top of page
Search

Diana’s black sheep jumper fetches auction record $1.1m in New York

The piece, which Diana, Princess of Wales wore in 1981, weeks before her wedding, is most valuable sweater sold at auction


Diana, Princess of Wales’s black sheep jumper on display at Sotheby’s in London, before its sale in New York.


A red jumper decorated with a flock of sheep that is one of the most enduringly recognisable of all the old clothes of Diana, Princess of Wales has sold for $1.1m (£885,000) in New York, making it the most valuable sweater ever sold at auction and setting a record for any article of her clothing, according to Sotheby’s.


The auction house had estimated that the jumper would sell for between $50,000 and $80,000. Given the attention that Diana’s style has enjoyed in recent years, it might have been expected to smash that estimate, but perhaps not by 14 times. It may even have helped that the garment showed signs of wear, with some damage at the cuff.


The jumper is the work of the knitwear brand Warm & Wonderful, which was founded by Sally Muir and Joanna Osborne in 1979. It was one of the pair’s first designs. “We were keen to make wool jumpers, so sheep were an obvious choice,” Osborne said.


The pair did not know that Diana – then still Lady Diana Spencer, as it was a few weeks before her wedding – was going to wear the jumper, but Osborne described it as a “golden moment” when she did. About a month after the 19-year-old wore it, Osborne received a letter from Buckingham Palace saying the jumper had been damaged. “We were rather appalled so we immediately replaced it,” she said.


They thought that the original, damaged jumper had been “lost in the mists of time” until, in March this year, Osborne found it when she was clearing out her loft. She described the moment: “It was kind of ‘could this honestly be the one?’. Rather than be hysterical, I was sort of questioning, and then I saw the cuff and was like: ‘Yes, that’s the one!’”


Diana with Ronald Ferguson at a polo match in 1983, wearing the replacement sweater.

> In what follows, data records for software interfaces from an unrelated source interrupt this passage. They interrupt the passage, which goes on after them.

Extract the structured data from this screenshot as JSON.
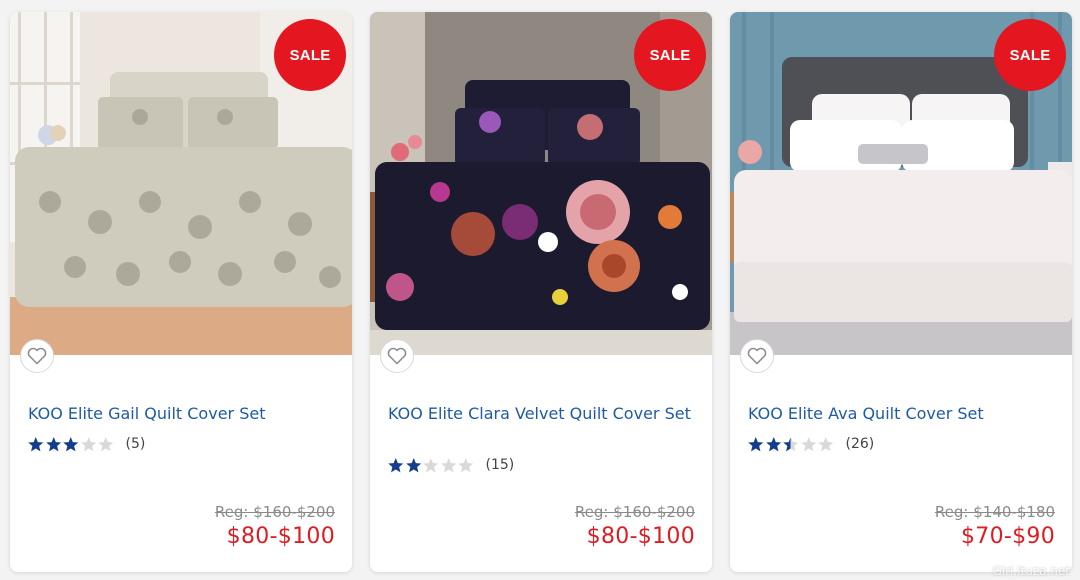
{
  "products": [
    {
      "badge": "SALE",
      "title": "KOO Elite Gail Quilt Cover Set",
      "rating_count": "(5)",
      "reg_price": "Reg: $160-$200",
      "sale_price": "$80-$100",
      "stars_filled": 3,
      "stars_total": 5
    },
    {
      "badge": "SALE",
      "title": "KOO Elite Clara Velvet Quilt Cover Set",
      "rating_count": "(15)",
      "reg_price": "Reg: $160-$200",
      "sale_price": "$80-$100",
      "stars_filled": 2,
      "stars_total": 5
    },
    {
      "badge": "SALE",
      "title": "KOO Elite Ava Quilt Cover Set",
      "rating_count": "(26)",
      "reg_price": "Reg: $140-$180",
      "sale_price": "$70-$90",
      "stars_filled": 2.5,
      "stars_total": 5
    }
  ],
  "watermark": "Girl.ituza.net",
  "colors": {
    "sale_badge": "#e4161f",
    "title_link": "#1f5aa6",
    "star_filled": "#143d8c",
    "star_empty": "#d9d9d9",
    "sale_price": "#e01b22",
    "reg_price": "#8a8a8a"
  },
  "icons": {
    "favorite": "heart-outline-icon",
    "rating": "star-icon"
  }
}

Osborne thinks its graphic print has helped it to stand the test of time. “It’s very photogenic and it really does stand out … Plus it’s got a charm to it, and I think people need charm at the moment.” Its impact was consolidated in 2020 when the preppy New York-based clothing brand Rowing Blazers reissued it. It continues to sell the print in various iterations, from the “Diana edition” jumper (£270) to belts and bucket hats.

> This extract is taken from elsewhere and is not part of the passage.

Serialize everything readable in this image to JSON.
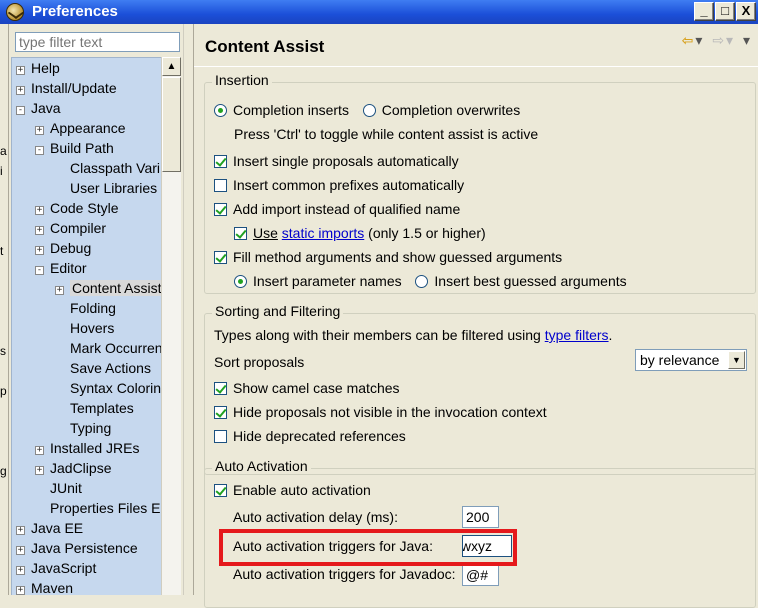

There has been speculation about what Diana was communicating when she wore the design – a flock of white with a single black sheep. “I think she had a good sense of humour and she just thought it was funny and charming,” Osborne said. A recent Vogue article said: “In an era where Diana was often called Shy Di in the press,” it showed that “a rebellion was simmering underneath”.


She wore the replacement version in 1983, and did so “with a lot more style”, said Osborne, appearing more confident in white trousers and shades. “Perhaps she was proud to have a black sheep, proud to stand out from the crowd; it’s all speculation though.”

Earlier this year a velvet Victor Edelstein dress from Diana’s wardrobe sold for $604,800, five times more than its estimate.


“It’s just unbelievable really,” Osborne said of the feeling that her decades-old design had done so well. “Thank you, Diana. We’re very grateful to her, to put it mildly.”

bottom of page